Myofascial pain syndrome is pain or discomfort in the soft tissues or muscles. This is considered as a chronic, sore condition that involves the fascia.
The syndrome might affect either one muscle or muscle group. In some instances, the area where pain arises might not be where the myofascial pain generator is positioned. It is believed that the actual site of the injury or strain triggers the development of a trigger that instigates pain in other parts of the body or referred pain.
What are the causes?
Myofascial pain might arise from a muscle injury or from significant strain in one muscle or muscle group, tendon or ligament.
Other possible causes include:
- Generalized fatigue
- Damage to the intervertebral discs
- Lack of activity such as a fractured arm in a sling
- Medical ailments including stomach irritation or heart attack
- Repetitive motions
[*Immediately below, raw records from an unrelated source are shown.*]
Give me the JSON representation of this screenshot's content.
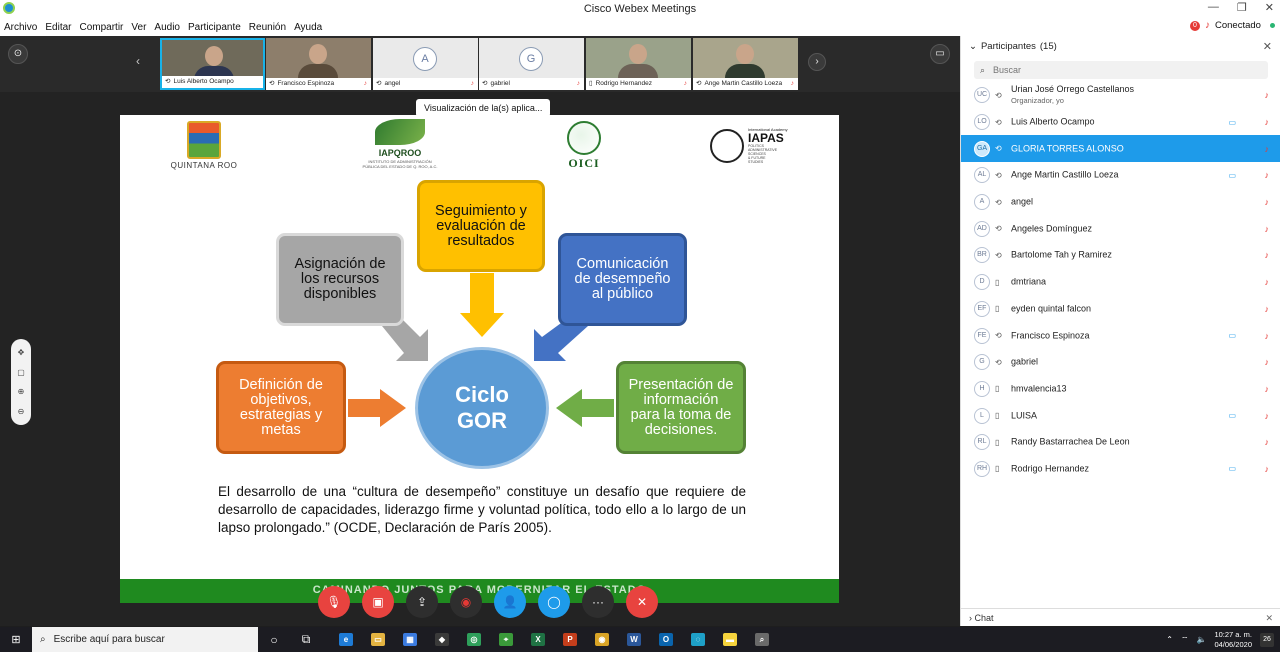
{
  "window": {
    "title": "Cisco Webex Meetings",
    "minimize": "—",
    "restore": "❐",
    "close": "✕"
  },
  "menu": [
    "Archivo",
    "Editar",
    "Compartir",
    "Ver",
    "Audio",
    "Participante",
    "Reunión",
    "Ayuda"
  ],
  "status": {
    "badge": "0",
    "text": "Conectado"
  },
  "thumbnails": [
    {
      "name": "Luis Alberto Ocampo",
      "type": "video",
      "active": true
    },
    {
      "name": "Francisco Espinoza",
      "type": "video",
      "active": false
    },
    {
      "name": "angel",
      "initial": "A",
      "type": "avatar",
      "active": false
    },
    {
      "name": "gabriel",
      "initial": "G",
      "type": "avatar",
      "active": false
    },
    {
      "name": "Rodrigo Hernandez",
      "type": "video",
      "active": false
    },
    {
      "name": "Ange Martin Castillo Loeza",
      "type": "video",
      "active": false
    }
  ],
  "share_tooltip": "Visualización de la(s) aplica...",
  "slide": {
    "logos": {
      "qroo": "QUINTANA ROO",
      "iapqroo": "IAPQROO",
      "iapqroo_sub": "INSTITUTO DE ADMINISTRACIÓN PÚBLICA DEL ESTADO DE Q. ROO, A.C.",
      "oici": "OICI",
      "iapas_top": "International Academy",
      "iapas": "IAPAS",
      "iapas_sub1": "POLITICS",
      "iapas_sub2": "ADMINISTRATIVE",
      "iapas_sub3": "SCIENCES",
      "iapas_sub4": "& FUTURE",
      "iapas_sub5": "STUDIES"
    },
    "boxes": {
      "yellow": [
        "Seguimiento y",
        "evaluación de",
        "resultados"
      ],
      "gray": [
        "Asignación de",
        "los recursos",
        "disponibles"
      ],
      "blue": [
        "Comunicación",
        "de desempeño",
        "al público"
      ],
      "orange": [
        "Definición de",
        "objetivos,",
        "estrategias y",
        "metas"
      ],
      "green": [
        "Presentación de",
        "información",
        "para la toma de",
        "decisiones."
      ]
    },
    "center": [
      "Ciclo",
      "GOR"
    ],
    "quote": "El desarrollo de una “cultura de desempeño” constituye un desafío que requiere de desarrollo de capacidades, liderazgo firme y voluntad política, todo ello a lo largo de un lapso prolongado.” (OCDE, Declaración de París 2005).",
    "footer": "CAMINANDO JUNTOS PARA MODERNIZAR EL ESTADO"
  },
  "participants_panel": {
    "title": "Participantes",
    "count": "(15)",
    "search_placeholder": "Buscar",
    "chat_label": "Chat",
    "list": [
      {
        "initials": "UC",
        "name": "Urian José  Orrego Castellanos",
        "role": "Organizador, yo",
        "device": "⟲",
        "cam": false,
        "selected": false
      },
      {
        "initials": "LO",
        "name": "Luis Alberto Ocampo",
        "role": "",
        "device": "⟲",
        "cam": true,
        "selected": false
      },
      {
        "initials": "GA",
        "name": "GLORIA TORRES ALONSO",
        "role": "",
        "device": "⟲",
        "cam": false,
        "selected": true
      },
      {
        "initials": "AL",
        "name": "Ange Martin Castillo Loeza",
        "role": "",
        "device": "⟲",
        "cam": true,
        "selected": false
      },
      {
        "initials": "A",
        "name": "angel",
        "role": "",
        "device": "⟲",
        "cam": false,
        "selected": false
      },
      {
        "initials": "AD",
        "name": "Angeles Domínguez",
        "role": "",
        "device": "⟲",
        "cam": false,
        "selected": false
      },
      {
        "initials": "BR",
        "name": "Bartolome Tah y Ramirez",
        "role": "",
        "device": "⟲",
        "cam": false,
        "selected": false
      },
      {
        "initials": "D",
        "name": "dmtriana",
        "role": "",
        "device": "▯",
        "cam": false,
        "selected": false
      },
      {
        "initials": "EF",
        "name": "eyden quintal falcon",
        "role": "",
        "device": "▯",
        "cam": false,
        "selected": false
      },
      {
        "initials": "FE",
        "name": "Francisco Espinoza",
        "role": "",
        "device": "⟲",
        "cam": true,
        "selected": false
      },
      {
        "initials": "G",
        "name": "gabriel",
        "role": "",
        "device": "⟲",
        "cam": false,
        "selected": false
      },
      {
        "initials": "H",
        "name": "hmvalencia13",
        "role": "",
        "device": "▯",
        "cam": false,
        "selected": false
      },
      {
        "initials": "L",
        "name": "LUISA",
        "role": "",
        "device": "▯",
        "cam": true,
        "selected": false
      },
      {
        "initials": "RL",
        "name": "Randy Bastarrachea De Leon",
        "role": "",
        "device": "▯",
        "cam": false,
        "selected": false
      },
      {
        "initials": "RH",
        "name": "Rodrigo Hernandez",
        "role": "",
        "device": "▯",
        "cam": true,
        "selected": false
      }
    ]
  },
  "taskbar": {
    "search_placeholder": "Escribe aquí para buscar",
    "time": "10:27 a. m.",
    "date": "04/06/2020",
    "notifications": "26",
    "apps": [
      {
        "name": "edge",
        "label": "e",
        "color": "#1e7bd6"
      },
      {
        "name": "explorer",
        "label": "▭",
        "color": "#e3b341"
      },
      {
        "name": "store",
        "label": "▦",
        "color": "#3b7be0"
      },
      {
        "name": "dropbox",
        "label": "◆",
        "color": "#3a3a3a"
      },
      {
        "name": "tripadvisor",
        "label": "◎",
        "color": "#2e9f5b"
      },
      {
        "name": "maps",
        "label": "⌖",
        "color": "#3a9a3a"
      },
      {
        "name": "excel",
        "label": "X",
        "color": "#1f7244"
      },
      {
        "name": "powerpoint",
        "label": "P",
        "color": "#c43e1c"
      },
      {
        "name": "chrome",
        "label": "◉",
        "color": "#d9a426"
      },
      {
        "name": "word",
        "label": "W",
        "color": "#2b579a"
      },
      {
        "name": "outlook",
        "label": "O",
        "color": "#0a64ad"
      },
      {
        "name": "webex",
        "label": "◌",
        "color": "#1ea0c8"
      },
      {
        "name": "sticky-notes",
        "label": "▬",
        "color": "#f5d33d"
      },
      {
        "name": "remote",
        "label": "⌕",
        "color": "#6a6a6a"
      }
    ]
  },
  "controls": [
    "mute",
    "stop-video",
    "share",
    "record",
    "participants",
    "chat",
    "more",
    "end"
  ]
}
Myofascial pain syndrome generally involves muscle pain with specific “trigger” points. It is important to note that the pain might be aggravated by stress or activity. Aside from the localized or regional pain linked with the syndrome, individuals with the condition might also suffer from fatigue, depression and behavioral issues.
Management of myofascial pain syndrome
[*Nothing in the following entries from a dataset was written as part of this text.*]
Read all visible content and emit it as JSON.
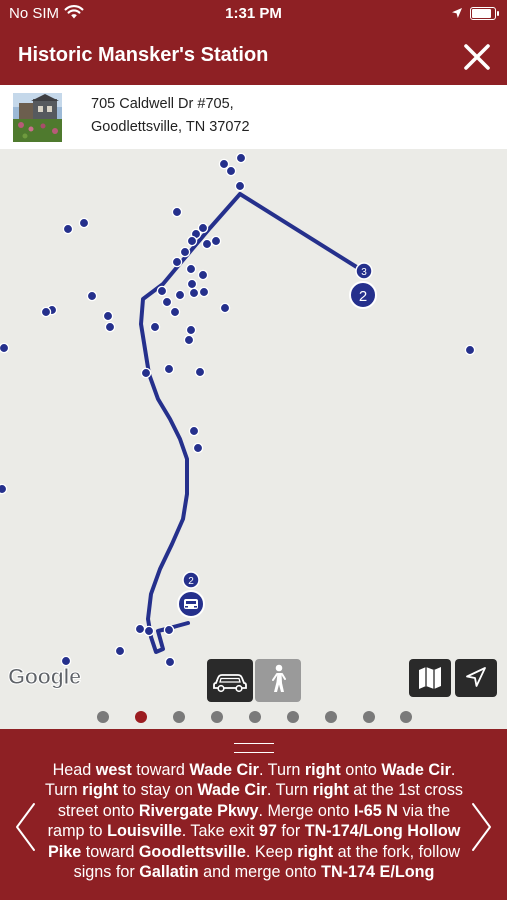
{
  "status": {
    "carrier": "No SIM",
    "time": "1:31 PM"
  },
  "header": {
    "title": "Historic Mansker's Station"
  },
  "address": {
    "line1": "705 Caldwell Dr #705,",
    "line2": "Goodlettsville, TN 37072"
  },
  "map": {
    "attribution": "Google",
    "markers": {
      "start_badge": "2",
      "end_badge_top": "3",
      "end_badge_main": "2"
    }
  },
  "pager": {
    "count": 9,
    "active_index": 1
  },
  "directions": {
    "step": [
      {
        "t": "Head ",
        "b": false
      },
      {
        "t": "west",
        "b": true
      },
      {
        "t": " toward ",
        "b": false
      },
      {
        "t": "Wade Cir",
        "b": true
      },
      {
        "t": ". Turn ",
        "b": false
      },
      {
        "t": "right",
        "b": true
      },
      {
        "t": " onto ",
        "b": false
      },
      {
        "t": "Wade Cir",
        "b": true
      },
      {
        "t": ". Turn ",
        "b": false
      },
      {
        "t": "right",
        "b": true
      },
      {
        "t": " to stay on ",
        "b": false
      },
      {
        "t": "Wade Cir",
        "b": true
      },
      {
        "t": ". Turn ",
        "b": false
      },
      {
        "t": "right",
        "b": true
      },
      {
        "t": " at the 1st cross street onto ",
        "b": false
      },
      {
        "t": "Rivergate Pkwy",
        "b": true
      },
      {
        "t": ". Merge onto ",
        "b": false
      },
      {
        "t": "I-65 N",
        "b": true
      },
      {
        "t": " via the ramp to ",
        "b": false
      },
      {
        "t": "Louisville",
        "b": true
      },
      {
        "t": ". Take exit ",
        "b": false
      },
      {
        "t": "97",
        "b": true
      },
      {
        "t": " for ",
        "b": false
      },
      {
        "t": "TN-174/Long Hollow Pike",
        "b": true
      },
      {
        "t": " toward ",
        "b": false
      },
      {
        "t": "Goodlettsville",
        "b": true
      },
      {
        "t": ". Keep ",
        "b": false
      },
      {
        "t": "right",
        "b": true
      },
      {
        "t": " at the fork, follow signs for ",
        "b": false
      },
      {
        "t": "Gallatin",
        "b": true
      },
      {
        "t": " and merge onto ",
        "b": false
      },
      {
        "t": "TN-174 E/Long",
        "b": true
      }
    ]
  }
}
- In most cases, physical therapy has been the ideal treatment for myofascial pain syndrome.
- Other treatment options include the “stretch and spray” technique where the muscle with the trigger point is sprayed throughout its length with a coolant and slowly stretched.
- Massage therapy
- Trigger point injection involves the injection of anesthesia directly into the trigger point of the individual
For chronic cases of myofascial pain, a combination of physical therapy, massage and trigger point injections are required. In some instances, medications are used to manage any currently present conditions such as depression and insomnia.